Liesl Chatman will be UW–Madison’s 2023 Folk Artist-in-Residence, as part of the Sustaining Scandinavian Folk Arts in the Upper Midwest project in partnership with the School of Education’s Art Department.
Chatman is a spoon carver, kolroser, teacher, and advocate for education and equity in all walks of life. She will be hosting a regular carving club, as well as working with students in the woodshop to teach the art of spoon carving and kolrosing.
Her background as a graphic journaler informs her work as a spoon carver and kolroser, which reflects a wide range of interests, experiences, and continued engagement with her environment and her community.
Chatman is an experienced teacher and renowned artist.
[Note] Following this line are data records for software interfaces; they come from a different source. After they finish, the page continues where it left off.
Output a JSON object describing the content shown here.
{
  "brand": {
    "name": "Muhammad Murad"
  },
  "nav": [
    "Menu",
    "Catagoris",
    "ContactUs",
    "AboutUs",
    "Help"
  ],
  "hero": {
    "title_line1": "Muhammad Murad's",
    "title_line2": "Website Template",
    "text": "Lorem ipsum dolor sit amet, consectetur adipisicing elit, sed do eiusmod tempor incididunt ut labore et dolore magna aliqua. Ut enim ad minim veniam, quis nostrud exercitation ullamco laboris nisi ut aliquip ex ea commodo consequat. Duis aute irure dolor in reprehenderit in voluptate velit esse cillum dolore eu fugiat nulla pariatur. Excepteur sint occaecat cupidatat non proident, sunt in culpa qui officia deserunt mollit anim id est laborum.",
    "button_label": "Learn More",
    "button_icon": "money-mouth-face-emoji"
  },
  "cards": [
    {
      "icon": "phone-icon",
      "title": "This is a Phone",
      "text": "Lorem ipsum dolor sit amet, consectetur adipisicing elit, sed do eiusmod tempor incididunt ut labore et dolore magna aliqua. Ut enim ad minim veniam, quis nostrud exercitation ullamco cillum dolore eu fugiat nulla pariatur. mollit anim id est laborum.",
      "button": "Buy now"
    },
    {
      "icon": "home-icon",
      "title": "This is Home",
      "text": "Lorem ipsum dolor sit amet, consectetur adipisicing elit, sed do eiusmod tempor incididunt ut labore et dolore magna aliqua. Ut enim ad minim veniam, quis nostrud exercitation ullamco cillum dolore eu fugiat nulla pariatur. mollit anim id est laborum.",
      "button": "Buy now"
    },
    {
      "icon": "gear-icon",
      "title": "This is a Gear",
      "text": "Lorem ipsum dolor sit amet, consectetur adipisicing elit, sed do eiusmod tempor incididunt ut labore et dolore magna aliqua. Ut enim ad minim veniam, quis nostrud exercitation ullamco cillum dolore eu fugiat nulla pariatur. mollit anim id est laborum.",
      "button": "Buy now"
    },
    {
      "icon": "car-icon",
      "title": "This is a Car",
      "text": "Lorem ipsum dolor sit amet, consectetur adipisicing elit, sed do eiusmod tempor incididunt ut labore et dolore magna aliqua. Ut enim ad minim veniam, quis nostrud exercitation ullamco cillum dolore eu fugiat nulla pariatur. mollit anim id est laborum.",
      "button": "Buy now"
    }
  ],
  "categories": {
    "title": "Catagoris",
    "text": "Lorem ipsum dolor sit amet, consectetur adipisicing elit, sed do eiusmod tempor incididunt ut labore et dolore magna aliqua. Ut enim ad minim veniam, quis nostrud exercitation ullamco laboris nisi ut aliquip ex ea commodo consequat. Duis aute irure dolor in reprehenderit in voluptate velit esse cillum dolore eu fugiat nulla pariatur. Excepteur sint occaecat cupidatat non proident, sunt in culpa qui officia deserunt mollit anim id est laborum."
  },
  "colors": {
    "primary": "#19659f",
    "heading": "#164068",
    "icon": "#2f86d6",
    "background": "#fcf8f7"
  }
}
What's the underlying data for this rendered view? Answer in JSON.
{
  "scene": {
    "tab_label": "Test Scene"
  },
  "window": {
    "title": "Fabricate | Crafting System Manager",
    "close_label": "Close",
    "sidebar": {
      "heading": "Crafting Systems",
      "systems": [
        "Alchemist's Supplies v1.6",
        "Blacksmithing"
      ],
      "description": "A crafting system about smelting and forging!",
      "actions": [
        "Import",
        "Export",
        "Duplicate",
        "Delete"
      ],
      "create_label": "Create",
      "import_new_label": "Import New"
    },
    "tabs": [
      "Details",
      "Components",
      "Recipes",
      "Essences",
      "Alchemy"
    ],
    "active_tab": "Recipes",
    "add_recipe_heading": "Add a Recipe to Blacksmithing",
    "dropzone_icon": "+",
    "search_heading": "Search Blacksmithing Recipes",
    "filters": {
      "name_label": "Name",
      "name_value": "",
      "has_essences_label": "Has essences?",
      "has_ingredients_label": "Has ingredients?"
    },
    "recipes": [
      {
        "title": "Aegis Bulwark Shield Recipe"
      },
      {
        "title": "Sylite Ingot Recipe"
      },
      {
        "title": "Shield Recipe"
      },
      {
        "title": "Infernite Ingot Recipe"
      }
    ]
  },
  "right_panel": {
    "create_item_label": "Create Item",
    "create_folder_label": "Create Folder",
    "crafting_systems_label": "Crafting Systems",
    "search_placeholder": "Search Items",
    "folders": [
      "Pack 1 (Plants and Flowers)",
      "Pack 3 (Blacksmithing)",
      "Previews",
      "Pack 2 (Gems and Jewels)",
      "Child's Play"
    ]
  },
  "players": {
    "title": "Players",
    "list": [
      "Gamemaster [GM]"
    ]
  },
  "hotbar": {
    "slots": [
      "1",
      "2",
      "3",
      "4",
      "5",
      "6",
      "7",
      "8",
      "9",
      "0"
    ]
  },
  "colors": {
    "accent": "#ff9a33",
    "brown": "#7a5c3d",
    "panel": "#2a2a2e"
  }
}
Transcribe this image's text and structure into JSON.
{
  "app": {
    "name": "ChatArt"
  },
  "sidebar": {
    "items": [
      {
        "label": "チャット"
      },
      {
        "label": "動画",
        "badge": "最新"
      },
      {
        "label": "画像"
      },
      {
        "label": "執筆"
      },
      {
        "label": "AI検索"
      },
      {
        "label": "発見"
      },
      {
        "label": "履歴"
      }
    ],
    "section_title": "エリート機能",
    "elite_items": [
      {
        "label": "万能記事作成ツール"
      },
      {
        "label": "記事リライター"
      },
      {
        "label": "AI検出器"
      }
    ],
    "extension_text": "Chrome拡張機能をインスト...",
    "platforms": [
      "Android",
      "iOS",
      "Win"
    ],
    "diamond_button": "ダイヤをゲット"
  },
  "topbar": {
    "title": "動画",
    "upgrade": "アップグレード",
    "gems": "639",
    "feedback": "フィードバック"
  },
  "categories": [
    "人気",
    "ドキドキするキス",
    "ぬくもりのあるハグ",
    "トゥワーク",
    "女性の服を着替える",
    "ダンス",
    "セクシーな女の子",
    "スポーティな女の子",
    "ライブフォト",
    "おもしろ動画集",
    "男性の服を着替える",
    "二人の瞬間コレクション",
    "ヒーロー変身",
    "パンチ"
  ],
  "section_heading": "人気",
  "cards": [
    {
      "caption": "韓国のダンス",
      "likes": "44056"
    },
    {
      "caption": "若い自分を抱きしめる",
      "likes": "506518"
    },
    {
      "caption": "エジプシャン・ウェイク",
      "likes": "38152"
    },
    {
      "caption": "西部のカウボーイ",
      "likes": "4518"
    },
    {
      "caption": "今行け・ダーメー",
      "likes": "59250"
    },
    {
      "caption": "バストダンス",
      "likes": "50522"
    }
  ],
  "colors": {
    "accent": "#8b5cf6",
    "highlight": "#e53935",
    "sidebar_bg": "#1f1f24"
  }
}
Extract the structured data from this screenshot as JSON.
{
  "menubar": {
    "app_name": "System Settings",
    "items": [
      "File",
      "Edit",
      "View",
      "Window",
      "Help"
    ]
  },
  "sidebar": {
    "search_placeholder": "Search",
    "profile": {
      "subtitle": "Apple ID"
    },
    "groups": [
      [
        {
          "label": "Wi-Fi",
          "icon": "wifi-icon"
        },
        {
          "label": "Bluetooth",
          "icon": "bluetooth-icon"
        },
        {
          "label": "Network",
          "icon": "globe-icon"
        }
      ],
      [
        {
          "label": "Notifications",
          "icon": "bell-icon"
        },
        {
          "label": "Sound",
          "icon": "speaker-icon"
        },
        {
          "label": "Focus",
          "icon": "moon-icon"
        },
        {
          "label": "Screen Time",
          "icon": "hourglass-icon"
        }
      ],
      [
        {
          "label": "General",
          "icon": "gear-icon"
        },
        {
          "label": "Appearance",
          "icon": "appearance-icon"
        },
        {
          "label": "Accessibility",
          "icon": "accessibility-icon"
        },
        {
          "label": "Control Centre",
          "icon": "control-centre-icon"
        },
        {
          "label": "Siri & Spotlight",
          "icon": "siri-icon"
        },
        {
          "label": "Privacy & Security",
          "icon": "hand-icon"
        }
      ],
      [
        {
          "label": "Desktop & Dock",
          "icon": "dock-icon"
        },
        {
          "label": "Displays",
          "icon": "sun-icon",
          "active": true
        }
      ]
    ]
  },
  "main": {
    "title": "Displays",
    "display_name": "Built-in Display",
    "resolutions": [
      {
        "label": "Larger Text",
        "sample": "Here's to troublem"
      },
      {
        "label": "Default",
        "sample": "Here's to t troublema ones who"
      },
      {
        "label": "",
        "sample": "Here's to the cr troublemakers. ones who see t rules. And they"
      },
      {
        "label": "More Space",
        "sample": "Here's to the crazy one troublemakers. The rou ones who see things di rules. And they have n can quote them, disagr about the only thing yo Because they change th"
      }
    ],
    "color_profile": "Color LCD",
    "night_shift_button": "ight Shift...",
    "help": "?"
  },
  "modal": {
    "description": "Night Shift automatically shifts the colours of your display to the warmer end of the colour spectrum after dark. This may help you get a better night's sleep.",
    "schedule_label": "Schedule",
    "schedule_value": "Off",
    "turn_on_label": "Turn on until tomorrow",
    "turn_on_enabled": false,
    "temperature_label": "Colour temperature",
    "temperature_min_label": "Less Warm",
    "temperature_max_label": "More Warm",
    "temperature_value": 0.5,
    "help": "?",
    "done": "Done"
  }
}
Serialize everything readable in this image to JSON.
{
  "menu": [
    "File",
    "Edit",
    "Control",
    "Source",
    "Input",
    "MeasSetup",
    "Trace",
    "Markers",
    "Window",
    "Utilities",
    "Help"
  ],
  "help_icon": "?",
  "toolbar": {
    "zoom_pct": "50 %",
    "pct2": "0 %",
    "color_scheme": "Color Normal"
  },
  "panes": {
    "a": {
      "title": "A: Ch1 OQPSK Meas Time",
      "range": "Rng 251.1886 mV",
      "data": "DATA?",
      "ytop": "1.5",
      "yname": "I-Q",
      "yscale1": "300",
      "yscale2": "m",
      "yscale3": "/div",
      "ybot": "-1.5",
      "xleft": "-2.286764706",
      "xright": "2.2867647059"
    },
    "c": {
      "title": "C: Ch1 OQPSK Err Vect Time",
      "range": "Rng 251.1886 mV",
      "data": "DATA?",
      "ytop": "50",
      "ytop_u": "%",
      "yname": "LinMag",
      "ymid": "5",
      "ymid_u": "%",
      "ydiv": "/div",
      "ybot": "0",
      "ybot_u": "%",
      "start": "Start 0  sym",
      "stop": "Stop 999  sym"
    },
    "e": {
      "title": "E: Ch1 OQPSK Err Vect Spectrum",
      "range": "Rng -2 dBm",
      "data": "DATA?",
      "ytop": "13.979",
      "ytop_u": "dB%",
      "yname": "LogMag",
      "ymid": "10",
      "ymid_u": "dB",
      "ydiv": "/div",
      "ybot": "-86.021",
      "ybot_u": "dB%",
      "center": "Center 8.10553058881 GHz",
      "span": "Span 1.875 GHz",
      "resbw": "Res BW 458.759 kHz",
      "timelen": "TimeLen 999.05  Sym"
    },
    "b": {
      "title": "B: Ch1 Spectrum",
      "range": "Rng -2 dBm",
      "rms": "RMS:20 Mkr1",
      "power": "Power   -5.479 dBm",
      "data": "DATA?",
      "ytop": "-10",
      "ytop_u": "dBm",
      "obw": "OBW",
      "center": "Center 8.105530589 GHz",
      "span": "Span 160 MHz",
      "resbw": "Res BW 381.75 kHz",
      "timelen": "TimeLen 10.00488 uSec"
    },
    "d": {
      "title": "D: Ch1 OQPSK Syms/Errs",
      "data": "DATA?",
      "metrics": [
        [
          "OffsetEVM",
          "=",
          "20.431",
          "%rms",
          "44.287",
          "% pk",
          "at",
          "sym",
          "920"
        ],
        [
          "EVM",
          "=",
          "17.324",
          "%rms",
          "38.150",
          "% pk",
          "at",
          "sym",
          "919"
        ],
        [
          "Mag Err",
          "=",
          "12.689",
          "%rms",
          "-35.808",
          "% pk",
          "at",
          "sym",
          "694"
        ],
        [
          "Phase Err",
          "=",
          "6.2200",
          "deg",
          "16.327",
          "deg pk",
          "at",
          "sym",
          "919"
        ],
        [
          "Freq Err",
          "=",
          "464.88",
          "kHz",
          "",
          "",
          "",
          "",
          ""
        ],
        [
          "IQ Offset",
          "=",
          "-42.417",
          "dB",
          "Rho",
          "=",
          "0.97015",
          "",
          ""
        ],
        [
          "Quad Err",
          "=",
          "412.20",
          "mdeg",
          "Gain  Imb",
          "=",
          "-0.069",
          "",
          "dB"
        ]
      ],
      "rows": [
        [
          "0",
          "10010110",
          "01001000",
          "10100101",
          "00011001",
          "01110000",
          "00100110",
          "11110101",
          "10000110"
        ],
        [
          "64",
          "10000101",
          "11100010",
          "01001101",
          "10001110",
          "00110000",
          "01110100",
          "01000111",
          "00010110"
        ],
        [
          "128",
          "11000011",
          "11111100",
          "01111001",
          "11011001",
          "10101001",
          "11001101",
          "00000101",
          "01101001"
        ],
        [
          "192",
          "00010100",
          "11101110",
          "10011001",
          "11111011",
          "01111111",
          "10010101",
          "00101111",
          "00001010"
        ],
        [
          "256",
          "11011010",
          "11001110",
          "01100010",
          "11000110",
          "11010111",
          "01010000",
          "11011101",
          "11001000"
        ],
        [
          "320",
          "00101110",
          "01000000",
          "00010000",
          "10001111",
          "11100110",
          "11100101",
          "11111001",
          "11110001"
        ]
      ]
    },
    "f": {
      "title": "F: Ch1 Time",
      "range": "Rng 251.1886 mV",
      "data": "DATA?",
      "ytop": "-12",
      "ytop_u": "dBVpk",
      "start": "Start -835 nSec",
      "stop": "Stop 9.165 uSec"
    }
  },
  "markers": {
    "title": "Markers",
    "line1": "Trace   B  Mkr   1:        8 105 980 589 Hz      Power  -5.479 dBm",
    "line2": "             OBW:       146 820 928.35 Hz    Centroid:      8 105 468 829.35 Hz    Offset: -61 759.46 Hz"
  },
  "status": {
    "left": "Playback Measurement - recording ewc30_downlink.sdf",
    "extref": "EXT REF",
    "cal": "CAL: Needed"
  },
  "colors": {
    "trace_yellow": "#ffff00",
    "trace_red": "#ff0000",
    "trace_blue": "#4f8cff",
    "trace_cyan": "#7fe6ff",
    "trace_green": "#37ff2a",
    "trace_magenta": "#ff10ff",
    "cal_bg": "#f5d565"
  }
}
Her work is currently on exhibition at the American Swedish Institute in “Leaving Your Mark: Stories in Wood.” Among other works by Chatman, visitors are able to view a special spoon carving project she launched in 2020 to respond “to the simultaneous crises of COVID-19, the murder of George Floyd, and the ensuing protests that erupted.”
In addition to her own artistic work, Chatman teaches around the country at folk schools, museums, and other cultural institutions, including the American Swedish Institute, Fireweed Community Woodshop, John C. Campbell Folk School, North House Folk School, and Vesterheim.
The Nordic Folklife Project and the Center for the Study of Upper Midwestern Cultures are sponsoring a talk with Chatman on Monday, Sept. 11, from 4-5 p.m., via Zoom, that is free and open to the public.
Keep an eye out out for additional opportunities to engage with Chatman throughout her residency, including the carving club.